Start of Material shown

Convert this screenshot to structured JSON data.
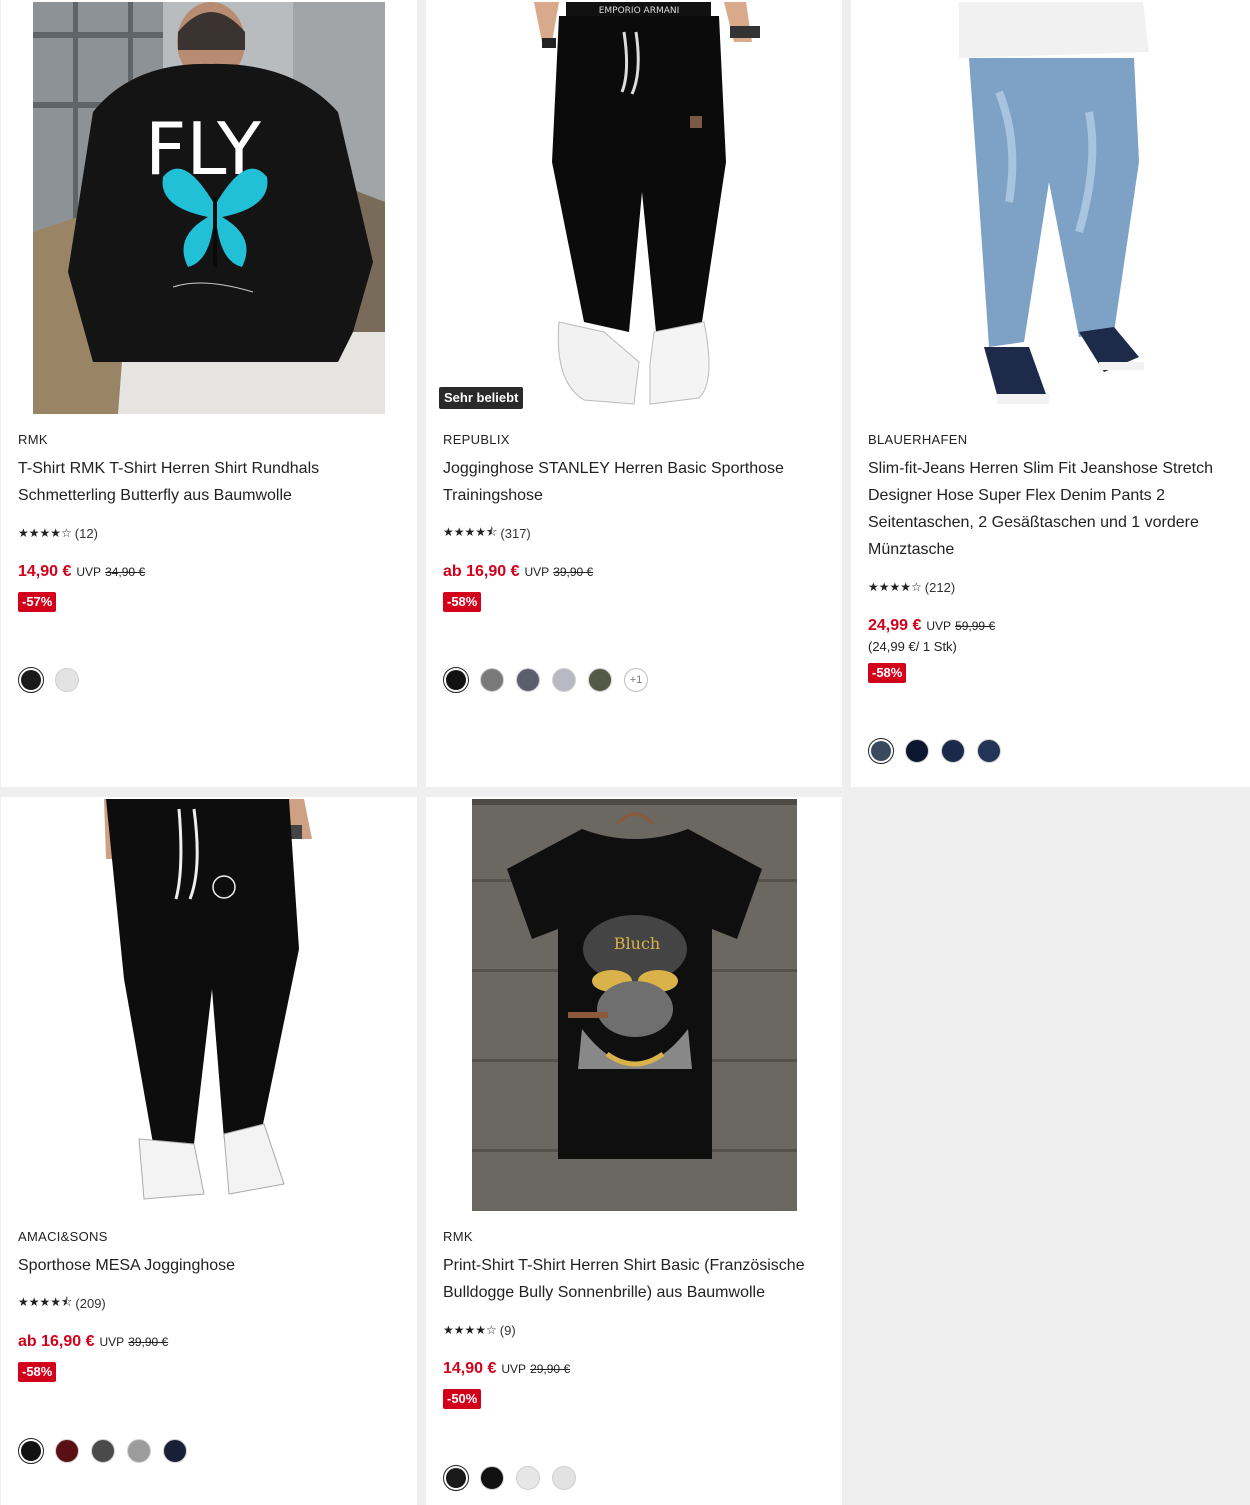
{
  "badges": {
    "popular": "Sehr beliebt"
  },
  "products": [
    {
      "brand": "RMK",
      "title": "T-Shirt RMK T-Shirt Herren Shirt Rundhals Schmetterling Butterfly aus Baumwolle",
      "stars": "★★★★☆",
      "reviews": "(12)",
      "price": "14,90 €",
      "uvp": "UVP",
      "old_price": "34,90 €",
      "discount": "-57%",
      "image_text": "FLY",
      "colors": [
        "#1a1a1a",
        "#e3e3e3"
      ]
    },
    {
      "brand": "REPUBLIX",
      "title": "Jogginghose STANLEY Herren Basic Sporthose Trainingshose",
      "stars": "★★★★⯪",
      "reviews": "(317)",
      "price": "ab 16,90 €",
      "uvp": "UVP",
      "old_price": "39,90 €",
      "discount": "-58%",
      "colors": [
        "#121212",
        "#7a7a7a",
        "#5c5e6c",
        "#b8b9c4",
        "#545a48"
      ],
      "more_colors": "+1"
    },
    {
      "brand": "BLAUERHAFEN",
      "title": "Slim-fit-Jeans Herren Slim Fit Jeanshose Stretch Designer Hose Super Flex Denim Pants 2 Seitentaschen, 2 Gesäßtaschen und 1 vordere Münztasche",
      "stars": "★★★★☆",
      "reviews": "(212)",
      "price": "24,99 €",
      "uvp": "UVP",
      "old_price": "59,99 €",
      "unit_price": "(24,99 €/ 1 Stk)",
      "discount": "-58%",
      "colors": [
        "#3a4a5e",
        "#0e1730",
        "#1b2a4a",
        "#223556"
      ]
    },
    {
      "brand": "AMACI&SONS",
      "title": "Sporthose MESA Jogginghose",
      "stars": "★★★★⯪",
      "reviews": "(209)",
      "price": "ab 16,90 €",
      "uvp": "UVP",
      "old_price": "39,90 €",
      "discount": "-58%",
      "colors": [
        "#111111",
        "#5a0f14",
        "#4a4a4a",
        "#9c9c9c",
        "#182038"
      ]
    },
    {
      "brand": "RMK",
      "title": "Print-Shirt T-Shirt Herren Shirt Basic (Französische Bulldogge Bully Sonnenbrille) aus Baumwolle",
      "stars": "★★★★☆",
      "reviews": "(9)",
      "price": "14,90 €",
      "uvp": "UVP",
      "old_price": "29,90 €",
      "discount": "-50%",
      "image_text": "Bluch",
      "colors": [
        "#1a1a1a",
        "#111111",
        "#e6e6e6",
        "#e2e2e2"
      ]
    }
  ]
}
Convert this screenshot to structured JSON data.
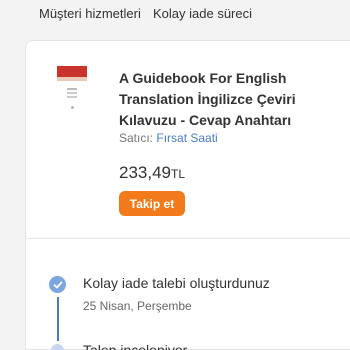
{
  "top_nav": {
    "customer_service": "Müşteri hizmetleri",
    "easy_return_process": "Kolay iade süreci"
  },
  "product": {
    "title": "A Guidebook For English Translation İngilizce Çeviri Kılavuzu - Cevap Anahtarı",
    "seller_label": "Satıcı:",
    "seller_name": "Fırsat Saati",
    "price": "233,49",
    "currency": "TL",
    "follow_label": "Takip et"
  },
  "timeline": {
    "steps": [
      {
        "title": "Kolay iade talebi oluşturdunuz",
        "date": "25 Nisan, Perşembe",
        "status": "done"
      },
      {
        "title": "Talep inceleniyor",
        "status": "pending"
      }
    ]
  },
  "colors": {
    "accent": "#f27a1a",
    "link": "#4a7cc7",
    "check": "#7aa7e0"
  },
  "icons": {
    "step_done": "check-circle-icon",
    "step_pending": "circle-icon"
  }
}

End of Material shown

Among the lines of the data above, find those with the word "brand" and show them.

      "brand": "RMK",
      "brand": "REPUBLIX",
      "brand": "BLAUERHAFEN",
      "brand": "AMACI&SONS",
      "brand": "RMK",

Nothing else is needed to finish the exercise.